Glossary of important terms
Like any other institution, German universities have their own specialised terminology which is not always easy to understand, particularly if one is new to the university system. Here are a few expressions you will encounter constantly during your stay in Ludwigsburg:
Vorlesung, die (Lecture)
In a one- or two-hour lecture a certain topic is presented and discussed academically. As a rule students only listen in lectures and do not make any contribution to the proceedings themselves. However, in exceptional cases students may submit extra work in order to obtain more than two credits.
Übung, die (Practical class)
In a practical class students are strongly involved. They are expected to apply their practical skills and abilities. Typical practical classes are those that take place in the foreign languages.
In a seminar the foremost consideration, as a rule, is theoretical knowledge acquired by students themselves. Normally students present the results of their own studies of the particular topic and discuss these with other students under the supervision of a lecturer. Seminars are of various levels: introductory seminar (Proseminar) – seminar (Seminar) – main seminar (Hauptseminar).
Kolloquium, das (Colloquium/Tutorial)
This is a discussion with a lecturer on a particular academic topic. This type of class corresponds to the “tutorial“ in English-speaking countries. In addition, a colloquium can also serve as a kind of test.
Studienleistung, die (Student assignment)
To receive credits students must carry out monitored assignments: write an essay (Hausarbeit), give a presentation (Referat), and/or pass a written or oral test. On the basis of such work, students are awarded grades. The kind of work actually required for particular practical classes or seminars is decided on by the individual lecturer. Often students must complete various tasks in order to receive their credits.
Schein, der (Full credit)
A German student gets a credit in the form of a “Schein“, a slip of paper with the student’s name, the department, and the name of the class on it. Also stated on the paper is the work the student has done to get the credit, and as a rule also the grade awarded. International students receive a Collective Credit Slip (“Sammelschein“) from the International Office, on which all classes attended and all credits and grades obtained are entered.
Testat, das (Audit)
If no assignment is required for a particular class, only half the credit points are given, which in many cases is simply a confirmation of attendance.
Hausarbeit, die (Essay)
The student writes an (academic) essay on a particular topic dealt with in the class. Form and substance of such an essay can vary. Individual consultation with the particular teacher is the best way of finding out exactly what is required. Essays are sometimes written in the semester vacation.
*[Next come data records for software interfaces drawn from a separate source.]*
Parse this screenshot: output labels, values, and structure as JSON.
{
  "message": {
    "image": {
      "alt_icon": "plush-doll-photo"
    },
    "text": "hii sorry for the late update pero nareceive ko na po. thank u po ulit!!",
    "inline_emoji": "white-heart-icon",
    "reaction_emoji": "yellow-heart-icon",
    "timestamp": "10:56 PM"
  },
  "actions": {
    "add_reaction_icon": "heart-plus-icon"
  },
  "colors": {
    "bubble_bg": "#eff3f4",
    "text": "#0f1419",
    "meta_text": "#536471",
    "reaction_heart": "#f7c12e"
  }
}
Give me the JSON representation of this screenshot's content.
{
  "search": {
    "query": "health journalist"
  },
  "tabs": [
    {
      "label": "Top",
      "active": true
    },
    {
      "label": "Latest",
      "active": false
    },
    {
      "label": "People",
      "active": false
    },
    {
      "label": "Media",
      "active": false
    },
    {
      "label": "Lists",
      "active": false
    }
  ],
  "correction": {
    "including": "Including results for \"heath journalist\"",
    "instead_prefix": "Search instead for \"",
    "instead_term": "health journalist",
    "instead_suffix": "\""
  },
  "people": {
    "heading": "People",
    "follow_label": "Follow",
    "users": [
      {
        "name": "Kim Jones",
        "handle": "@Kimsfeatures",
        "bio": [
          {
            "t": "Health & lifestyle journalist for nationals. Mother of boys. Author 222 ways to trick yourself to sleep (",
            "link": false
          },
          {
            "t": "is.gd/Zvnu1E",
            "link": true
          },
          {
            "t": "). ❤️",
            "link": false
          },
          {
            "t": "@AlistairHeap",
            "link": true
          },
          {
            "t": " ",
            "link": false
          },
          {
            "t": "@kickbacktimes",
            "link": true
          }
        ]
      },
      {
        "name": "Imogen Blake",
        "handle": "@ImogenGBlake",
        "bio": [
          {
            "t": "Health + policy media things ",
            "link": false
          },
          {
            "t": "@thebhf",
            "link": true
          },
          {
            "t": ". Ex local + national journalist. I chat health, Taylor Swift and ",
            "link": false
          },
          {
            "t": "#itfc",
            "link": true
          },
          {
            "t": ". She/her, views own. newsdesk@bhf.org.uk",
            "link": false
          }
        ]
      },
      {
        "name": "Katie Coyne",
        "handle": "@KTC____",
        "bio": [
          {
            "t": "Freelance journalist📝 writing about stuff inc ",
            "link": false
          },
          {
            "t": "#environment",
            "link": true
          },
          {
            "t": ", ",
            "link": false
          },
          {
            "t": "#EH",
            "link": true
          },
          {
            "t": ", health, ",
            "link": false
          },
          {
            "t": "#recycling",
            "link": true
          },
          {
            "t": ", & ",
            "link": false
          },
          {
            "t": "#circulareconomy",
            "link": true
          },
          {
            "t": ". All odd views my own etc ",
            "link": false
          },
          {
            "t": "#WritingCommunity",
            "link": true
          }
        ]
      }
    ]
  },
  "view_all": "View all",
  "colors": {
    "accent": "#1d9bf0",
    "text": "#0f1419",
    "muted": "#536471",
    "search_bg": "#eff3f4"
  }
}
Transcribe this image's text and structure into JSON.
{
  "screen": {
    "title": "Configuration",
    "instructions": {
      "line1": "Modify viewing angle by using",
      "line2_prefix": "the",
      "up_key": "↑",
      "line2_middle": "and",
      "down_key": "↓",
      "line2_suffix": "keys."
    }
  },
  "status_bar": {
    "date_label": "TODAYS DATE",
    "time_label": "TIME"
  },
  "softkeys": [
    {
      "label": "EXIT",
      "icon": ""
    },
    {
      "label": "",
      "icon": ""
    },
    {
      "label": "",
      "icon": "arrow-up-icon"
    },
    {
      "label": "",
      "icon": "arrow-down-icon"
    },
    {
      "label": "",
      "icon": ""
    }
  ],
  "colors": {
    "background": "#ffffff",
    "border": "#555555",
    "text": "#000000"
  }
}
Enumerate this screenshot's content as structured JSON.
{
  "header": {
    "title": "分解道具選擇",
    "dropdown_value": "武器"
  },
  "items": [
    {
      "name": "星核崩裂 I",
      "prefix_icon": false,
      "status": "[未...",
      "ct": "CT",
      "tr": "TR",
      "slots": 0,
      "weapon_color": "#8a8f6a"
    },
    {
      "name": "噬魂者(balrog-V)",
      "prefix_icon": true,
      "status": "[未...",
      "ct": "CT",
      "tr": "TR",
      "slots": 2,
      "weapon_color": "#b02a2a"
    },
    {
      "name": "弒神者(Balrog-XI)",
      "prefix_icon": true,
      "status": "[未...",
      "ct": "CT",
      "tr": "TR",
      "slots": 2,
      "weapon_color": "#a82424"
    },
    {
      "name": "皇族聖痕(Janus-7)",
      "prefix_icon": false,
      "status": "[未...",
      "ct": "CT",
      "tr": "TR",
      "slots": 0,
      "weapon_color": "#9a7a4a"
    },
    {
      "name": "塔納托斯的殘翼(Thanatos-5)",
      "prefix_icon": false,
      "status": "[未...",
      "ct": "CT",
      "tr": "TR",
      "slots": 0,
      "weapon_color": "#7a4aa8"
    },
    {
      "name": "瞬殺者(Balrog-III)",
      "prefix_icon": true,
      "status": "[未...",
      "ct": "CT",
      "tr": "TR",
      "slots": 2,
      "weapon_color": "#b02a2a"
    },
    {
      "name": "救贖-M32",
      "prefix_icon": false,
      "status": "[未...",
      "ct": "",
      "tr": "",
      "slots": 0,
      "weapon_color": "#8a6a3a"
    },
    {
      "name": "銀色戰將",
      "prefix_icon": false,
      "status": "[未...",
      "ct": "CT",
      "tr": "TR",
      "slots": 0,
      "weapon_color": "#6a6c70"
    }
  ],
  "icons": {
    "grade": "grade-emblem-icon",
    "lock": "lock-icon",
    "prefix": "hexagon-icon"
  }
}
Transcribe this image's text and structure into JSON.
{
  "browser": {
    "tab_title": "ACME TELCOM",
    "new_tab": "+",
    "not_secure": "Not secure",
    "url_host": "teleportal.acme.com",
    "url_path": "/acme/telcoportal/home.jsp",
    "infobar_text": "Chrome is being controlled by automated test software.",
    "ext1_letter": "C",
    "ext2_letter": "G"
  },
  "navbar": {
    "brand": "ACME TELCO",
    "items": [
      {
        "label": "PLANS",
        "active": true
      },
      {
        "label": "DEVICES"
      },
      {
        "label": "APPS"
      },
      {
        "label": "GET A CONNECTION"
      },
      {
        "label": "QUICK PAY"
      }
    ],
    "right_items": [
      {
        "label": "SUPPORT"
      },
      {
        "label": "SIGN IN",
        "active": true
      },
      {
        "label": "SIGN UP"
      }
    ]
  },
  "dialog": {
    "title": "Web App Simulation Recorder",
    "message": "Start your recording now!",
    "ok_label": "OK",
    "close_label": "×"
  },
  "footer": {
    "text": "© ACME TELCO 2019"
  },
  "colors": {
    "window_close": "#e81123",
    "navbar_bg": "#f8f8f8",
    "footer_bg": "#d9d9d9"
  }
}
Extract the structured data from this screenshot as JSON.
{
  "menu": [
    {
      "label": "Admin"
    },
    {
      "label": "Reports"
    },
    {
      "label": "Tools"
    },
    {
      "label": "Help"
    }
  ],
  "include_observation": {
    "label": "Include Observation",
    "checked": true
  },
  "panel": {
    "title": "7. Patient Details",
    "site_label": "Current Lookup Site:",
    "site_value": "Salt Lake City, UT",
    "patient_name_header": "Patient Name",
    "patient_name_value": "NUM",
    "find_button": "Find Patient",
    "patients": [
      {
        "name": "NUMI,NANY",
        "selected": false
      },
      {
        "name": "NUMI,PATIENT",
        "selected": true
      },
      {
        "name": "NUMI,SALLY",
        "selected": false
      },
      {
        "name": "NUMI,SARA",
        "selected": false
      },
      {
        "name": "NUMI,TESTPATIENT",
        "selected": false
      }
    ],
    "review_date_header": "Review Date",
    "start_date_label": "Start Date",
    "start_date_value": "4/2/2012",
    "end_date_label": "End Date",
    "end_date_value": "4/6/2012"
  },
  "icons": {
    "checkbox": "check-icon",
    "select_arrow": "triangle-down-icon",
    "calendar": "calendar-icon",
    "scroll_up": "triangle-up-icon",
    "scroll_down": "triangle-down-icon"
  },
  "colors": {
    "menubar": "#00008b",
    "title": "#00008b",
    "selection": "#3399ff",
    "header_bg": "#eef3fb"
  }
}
But this is a matter decided on by the individual lecturer and should be discussed with him or her.
It is important to note that there is much worth placed upon these in Germany. Copyright and ownership are checked and must therefore be sited and clearly discernable. Any copying without commentary or siting, for example from an internet source, can result in a rejection of the Hausarbeit and refusal to administer a grade.
Referat, das (Presentation or Project)
Often students give (short) talks on certain aspects of topics dealt with in seminars. Such talks are called “presentation” or “project” (Referate). Students giving papers are expected not simply to read out their notes, but also to speak freely and use various media to enhance their presentation.
Klausur, die (Seminar test)
This is a written test usually held at the end of a semester.